An Occurrence of Innovation

I have written and drawn on this topic before and from my earlier post, it has driven some very interesting conversations with groups who focus on conditions and mechanics of creating an innovation and action of being innovative. This subject of innovation and being innovative is a very complex and multifaceted issue. It has created a major divide in the thinking by those misinformed, highly involved and extremely learned.

In my earlier post on this subject “A Path To Innovate”, I focused on a methodology or the thinking process and avoided any mechanical technique. I have no wish to add fuel to an already heated, blazing topic, yet I do want to add something to the topic. I would like to add a bit broader visual about the occurrence of innovation. In my earlier diagram, I focused on the change to the thinking process as part of achieving an innovation.

I realized, by taking a step back further, I could see how an occurrence of innovation evolves and comes into existence. This not a change to my previous post or the visual I created, rather an expansion or companion piece. If you had read the earlier post you will notice that there are similar elements in both, however the key additions are “Status Quo” and “Communicate.”

InnoOccurs

I challenged myself to understand why there is a need to drive an innovation. I realized that the “Status Quo” is only remains as affective as the environment allows. When change occurs around the set item, its “Status Quo”, a need grows from that environmental change.
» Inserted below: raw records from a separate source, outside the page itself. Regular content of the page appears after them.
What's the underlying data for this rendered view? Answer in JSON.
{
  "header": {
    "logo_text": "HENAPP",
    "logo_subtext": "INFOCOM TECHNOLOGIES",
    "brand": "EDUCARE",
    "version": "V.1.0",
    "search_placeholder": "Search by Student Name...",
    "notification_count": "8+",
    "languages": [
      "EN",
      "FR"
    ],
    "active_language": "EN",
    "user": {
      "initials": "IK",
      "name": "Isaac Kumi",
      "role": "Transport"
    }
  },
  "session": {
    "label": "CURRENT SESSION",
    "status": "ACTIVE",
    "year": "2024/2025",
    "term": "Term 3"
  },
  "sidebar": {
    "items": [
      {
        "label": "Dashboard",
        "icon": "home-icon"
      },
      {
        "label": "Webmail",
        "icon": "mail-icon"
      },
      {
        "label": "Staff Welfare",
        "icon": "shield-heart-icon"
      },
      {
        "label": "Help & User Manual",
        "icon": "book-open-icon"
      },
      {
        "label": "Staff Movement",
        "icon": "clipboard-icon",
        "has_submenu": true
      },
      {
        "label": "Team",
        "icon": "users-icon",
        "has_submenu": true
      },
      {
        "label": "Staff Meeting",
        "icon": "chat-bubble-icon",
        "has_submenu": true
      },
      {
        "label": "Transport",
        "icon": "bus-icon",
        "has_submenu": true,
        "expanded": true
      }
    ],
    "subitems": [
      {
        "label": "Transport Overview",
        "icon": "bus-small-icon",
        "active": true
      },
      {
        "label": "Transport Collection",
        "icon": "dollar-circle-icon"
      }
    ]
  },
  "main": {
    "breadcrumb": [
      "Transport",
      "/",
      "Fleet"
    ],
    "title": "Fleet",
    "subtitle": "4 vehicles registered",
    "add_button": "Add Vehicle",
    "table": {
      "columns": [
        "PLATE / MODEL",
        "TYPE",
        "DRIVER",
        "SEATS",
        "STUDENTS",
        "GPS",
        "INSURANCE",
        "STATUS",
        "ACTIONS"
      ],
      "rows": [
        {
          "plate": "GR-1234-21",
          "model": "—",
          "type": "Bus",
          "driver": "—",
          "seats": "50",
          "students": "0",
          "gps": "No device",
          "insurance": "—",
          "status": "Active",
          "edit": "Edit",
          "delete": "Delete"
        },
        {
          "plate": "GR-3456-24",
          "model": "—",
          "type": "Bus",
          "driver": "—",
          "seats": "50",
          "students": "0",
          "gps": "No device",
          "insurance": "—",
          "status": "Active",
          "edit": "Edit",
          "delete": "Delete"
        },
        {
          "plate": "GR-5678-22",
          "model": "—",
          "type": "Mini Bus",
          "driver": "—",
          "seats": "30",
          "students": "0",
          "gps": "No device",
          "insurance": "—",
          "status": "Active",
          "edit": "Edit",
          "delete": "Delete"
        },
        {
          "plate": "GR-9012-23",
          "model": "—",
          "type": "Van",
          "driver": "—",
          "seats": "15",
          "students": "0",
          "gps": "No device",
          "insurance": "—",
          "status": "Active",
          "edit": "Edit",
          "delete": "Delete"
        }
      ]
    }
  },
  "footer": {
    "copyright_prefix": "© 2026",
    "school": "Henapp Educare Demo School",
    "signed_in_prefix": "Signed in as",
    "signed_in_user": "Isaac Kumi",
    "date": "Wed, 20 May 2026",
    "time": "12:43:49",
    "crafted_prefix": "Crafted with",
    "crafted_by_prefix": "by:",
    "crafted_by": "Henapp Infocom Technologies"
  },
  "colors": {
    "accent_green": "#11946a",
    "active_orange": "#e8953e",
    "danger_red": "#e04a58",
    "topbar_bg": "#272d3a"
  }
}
This stimulates the process that can promote the path to innovation, but does not guarantee that it will occur only that it should.

In the second stage which I have labelled “Ideate”, the need has grown to somewhat of a pain issue. The item no longer fulfills the function due to the changes around it. This creates an opportunity for some enhancement or the creation of something new to fulfill the growing need. It is this need that generates new ideas, solutions to resolve where the status quo no longer applies. Yet, this phase also does not ensure that an innovation will come to exist. only the idea that it could.

The last phase begins to bring the innovation to life. To “be” an innovation, it must have two parts to exist. First, it must be constructed and brought into existence, not merely an idea that could be, but an idea that is. The second part of this is that the idea must be communicated. For an innovation to take hold it must be constructed and allowed to be shared so others are aware of its existence.

When it comes to innovation, the easy part is identifying a need and having an idea to solve it. The hard part is actually making it happen and have others apply it. An innovative idea can not live inside a vacuum, it must be constructed and shared to truly become an innovation. So take that idea and make it the next innovation.

Have a great day, and an innovative future.